Nokia to re-enter phones market, will license Nokia name and technology to new company HMD.

Laurent Giret

Earlier today, we reported that Microsoft has just sold its feature phone division to FIH Mobile Ltd., a subsidiary of Hon Hai/Foxconn Technology Group, and HMD Global, Oy for $350 million. However, this deal wasn’t the whole story as Nokia has since announced in a press release that it has signed a strategic brand and intellectual property licensing agreement with the newly founded company HMD Global to create a new generation of Nokia-branded feature phones, smartphones and tablets. The Foxconn subsidiary FIH Mobile is not involved in this rights deal.

Under the 10-years agreement, the Finland-based HMD Global will be able to use the Nokia brand on a new smartphone and tablet portfolio based on Android, “uniting one of the world’s iconic mobile brands with the leading mobile operating system and app development community.” However, Nokia will be limiting risks by only having a limited role in the new devices manufacturing and distribution:

Nokia will provide HMD with branding rights and cellular standard essential patent licenses in return for royalty payments, but will not be making a financial investment or holding equity in HMD.  Nokia Technologies will take a seat on the Board of Directors of HMD and set mandatory brand requirements and performance related provisions to ensure that all Nokia-branded products exemplify consumer expectations of Nokia devices, including quality, design and consumer focused innovation.

So in the end, that’s a rather complicated deal where HMD Global will take care of the design, sales, marketing and distribution of Nokia-branded mobile while the Foxconn subsidiary FIH Mobile will take care of the manufacturing. If the deal is completed as expected at the end of the year, HMD Global will then be lead by Arto Nummela, a previous Nokia senior executive and currently head of Microsoft’s Mobile Devices business for Greater Asia, Middle East and Africa, as well as Microsoft’s global Feature Phones business. The future CEO shared in the press release:

“We will be completely focused on creating a unified range of Nokia-branded mobile phones and tablets, which we know will resonate with consumers. Branding has become a critical differentiator in mobile phones, which is why our business model is centered on the unique asset of the Nokia brand and our extensive experience in sales and marketing.
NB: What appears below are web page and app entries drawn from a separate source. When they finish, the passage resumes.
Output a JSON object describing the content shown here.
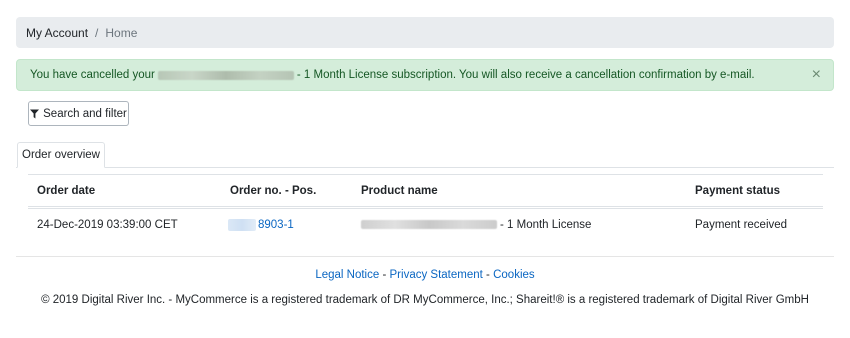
{
  "breadcrumb": {
    "items": [
      "My Account",
      "Home"
    ],
    "separator": "/"
  },
  "alert": {
    "text_before": "You have cancelled your",
    "text_after": "- 1 Month License subscription. You will also receive a cancellation confirmation by e-mail.",
    "close_symbol": "×"
  },
  "toolbar": {
    "filter_label": "Search and filter",
    "filter_icon": "funnel-icon"
  },
  "tabs": [
    {
      "label": "Order overview",
      "active": true
    }
  ],
  "table": {
    "headers": [
      "Order date",
      "Order no. - Pos.",
      "Product name",
      "Payment status"
    ],
    "rows": [
      {
        "order_date": "24-Dec-2019 03:39:00 CET",
        "order_no": "8903-1",
        "product": "- 1 Month License",
        "payment_status": "Payment received"
      }
    ]
  },
  "footer": {
    "links": [
      "Legal Notice",
      "Privacy Statement",
      "Cookies"
    ],
    "separator": "-",
    "copyright": "© 2019 Digital River Inc. - MyCommerce is a registered trademark of DR MyCommerce, Inc.; Shareit!® is a registered trademark of Digital River GmbH"
  },
  "colors": {
    "alert_bg": "#d4edda",
    "alert_text": "#155724",
    "link": "#0a66c2",
    "breadcrumb_bg": "#e9ecef"
  }
}
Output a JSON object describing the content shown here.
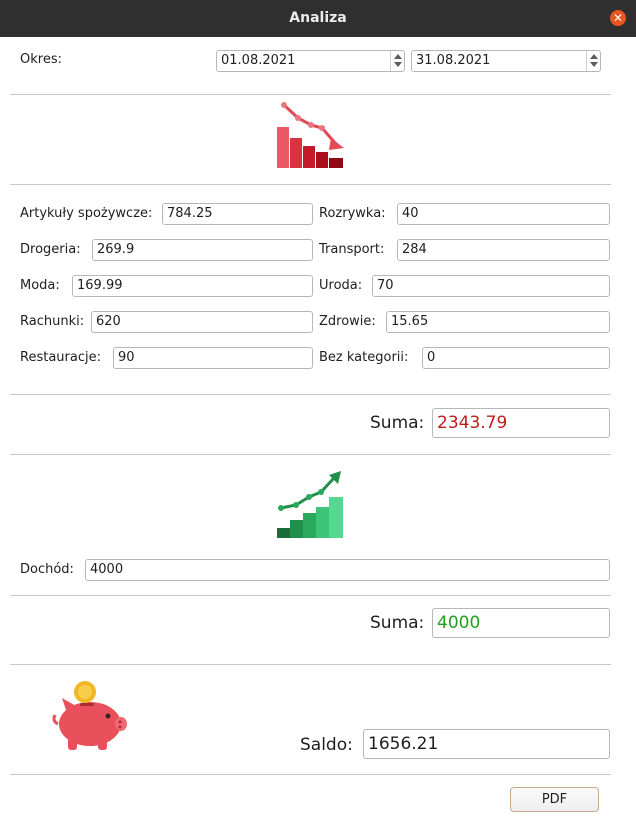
{
  "window": {
    "title": "Analiza"
  },
  "period": {
    "label": "Okres:",
    "from": "01.08.2021",
    "to": "31.08.2021"
  },
  "expenses": {
    "left": [
      {
        "label": "Artykuły spożywcze:",
        "value": "784.25"
      },
      {
        "label": "Drogeria:",
        "value": "269.9"
      },
      {
        "label": "Moda:",
        "value": "169.99"
      },
      {
        "label": "Rachunki:",
        "value": "620"
      },
      {
        "label": "Restauracje:",
        "value": "90"
      }
    ],
    "right": [
      {
        "label": "Rozrywka:",
        "value": "40"
      },
      {
        "label": "Transport:",
        "value": "284"
      },
      {
        "label": "Uroda:",
        "value": "70"
      },
      {
        "label": "Zdrowie:",
        "value": "15.65"
      },
      {
        "label": "Bez kategorii:",
        "value": "0"
      }
    ],
    "sum_label": "Suma:",
    "sum_value": "2343.79",
    "sum_color": "#c41a1a",
    "icon": "chart-decrease-icon"
  },
  "income": {
    "label": "Dochód:",
    "value": "4000",
    "sum_label": "Suma:",
    "sum_value": "4000",
    "sum_color": "#1fa21f",
    "icon": "chart-increase-icon"
  },
  "balance": {
    "label": "Saldo:",
    "value": "1656.21",
    "icon": "piggy-bank-icon"
  },
  "actions": {
    "pdf_label": "PDF"
  }
}
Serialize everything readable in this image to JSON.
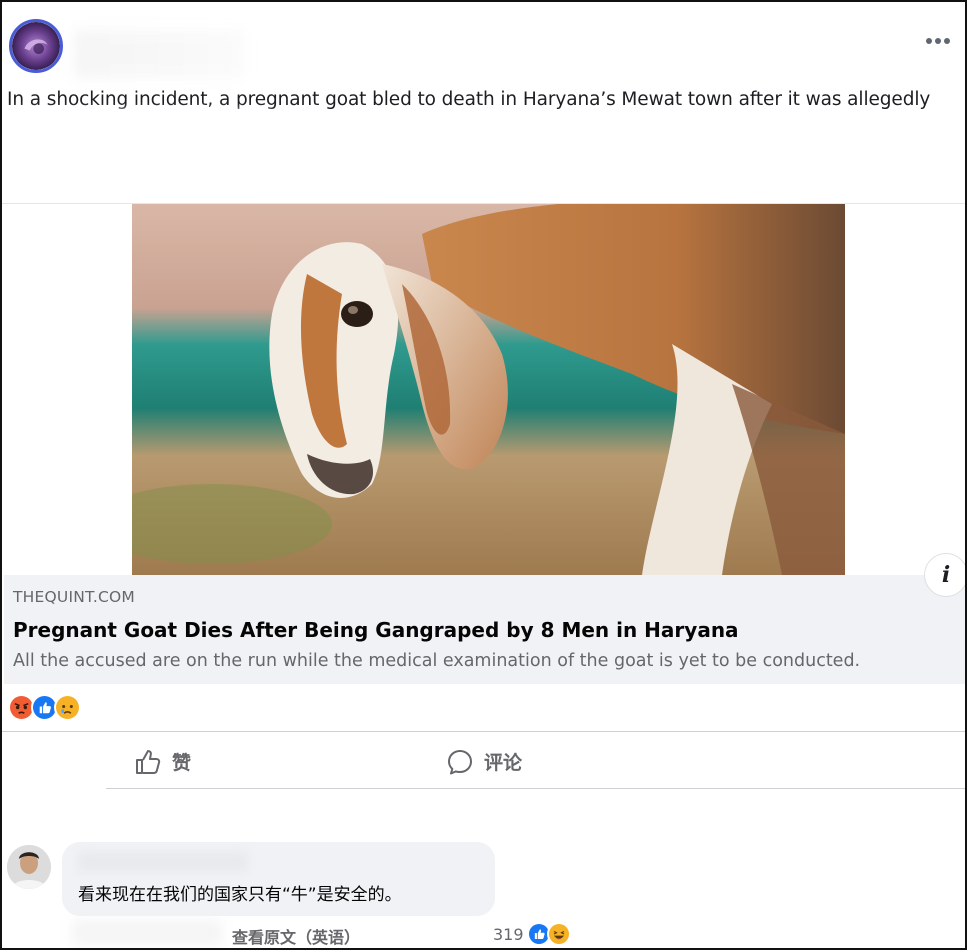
{
  "post": {
    "text": "In a shocking incident, a pregnant goat bled to death in Haryana’s Mewat town after it was allegedly",
    "more_icon": "more-options-icon"
  },
  "link_card": {
    "domain": "THEQUINT.COM",
    "title": "Pregnant Goat Dies After Being Gangraped by 8 Men in Haryana",
    "description": "All the accused are on the run while the medical examination of the goat is yet to be conducted.",
    "info_label": "i"
  },
  "reactions": {
    "icons": [
      "angry-reaction-icon",
      "like-reaction-icon",
      "sad-reaction-icon"
    ]
  },
  "actions": {
    "like_label": "赞",
    "comment_label": "评论"
  },
  "comment": {
    "text": "看来现在在我们的国家只有“牛”是安全的。",
    "see_original": "查看原文（英语）",
    "reaction_count": "319",
    "reaction_icons": [
      "like-reaction-icon",
      "haha-reaction-icon"
    ]
  },
  "colors": {
    "secondary_text": "#65676b",
    "card_bg": "#f0f2f5",
    "like_blue": "#1877f2",
    "angry_orange": "#e9710f",
    "sad_yellow": "#f7b125"
  }
}
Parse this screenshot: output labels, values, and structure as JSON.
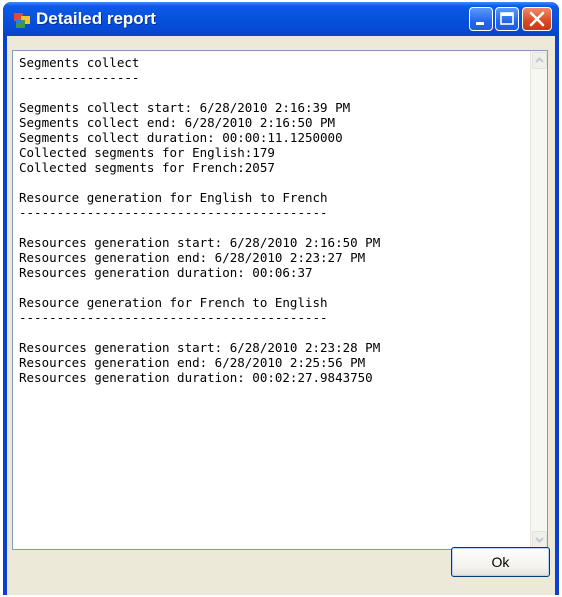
{
  "window": {
    "title": "Detailed report",
    "icons": {
      "app": "window-app-icon",
      "minimize": "minimize-icon",
      "maximize": "maximize-icon",
      "close": "close-icon"
    }
  },
  "report": {
    "lines": [
      "Segments collect",
      "----------------",
      "",
      "Segments collect start: 6/28/2010 2:16:39 PM",
      "Segments collect end: 6/28/2010 2:16:50 PM",
      "Segments collect duration: 00:00:11.1250000",
      "Collected segments for English:179",
      "Collected segments for French:2057",
      "",
      "Resource generation for English to French",
      "-----------------------------------------",
      "",
      "Resources generation start: 6/28/2010 2:16:50 PM",
      "Resources generation end: 6/28/2010 2:23:27 PM",
      "Resources generation duration: 00:06:37",
      "",
      "Resource generation for French to English",
      "-----------------------------------------",
      "",
      "Resources generation start: 6/28/2010 2:23:28 PM",
      "Resources generation end: 6/28/2010 2:25:56 PM",
      "Resources generation duration: 00:02:27.9843750"
    ]
  },
  "buttons": {
    "ok_label": "Ok"
  },
  "colors": {
    "titlebar": "#0753df",
    "client": "#ece9d8",
    "close": "#db4a22"
  }
}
We will work with world class providers in manufacturing and distribution to move quickly and deliver what customers want.”

Last,  HMD intends to invest over USD 500 million over the next three years to support the global marketing of Nokia-branded mobile phones and tablets, funded via its investors and profits from the acquired feature phone business. However, the new company has yet to share an ETA for the upcoming Nokia branded Android smartphones and tablets.

In the end, it’s not so surprising to see that new Nokia-branded devices running Android are in the pipeline. As a reminder, Nokia first experimented with Android with the Nokia X Android-based smartphones that the company released in 2014 (an initiative that Microsoft quickly shut down after it acquired the company), then allowed Foxconn to license the Nokia brand to build the Android-based N1 tablet, a device that only enjoyed limited success in the Asian market in 2015. However, as many traditional Android OEMs such as HTC, Sony and LG are currently struggling against Samsung to get a decent share of the Android market, is the Nokia brand still relevant in the market in 2016 after the Finnish company obviously missed the smartphone bandwagon? We would love to know what do you think of the Nokia brand’s future in the comments.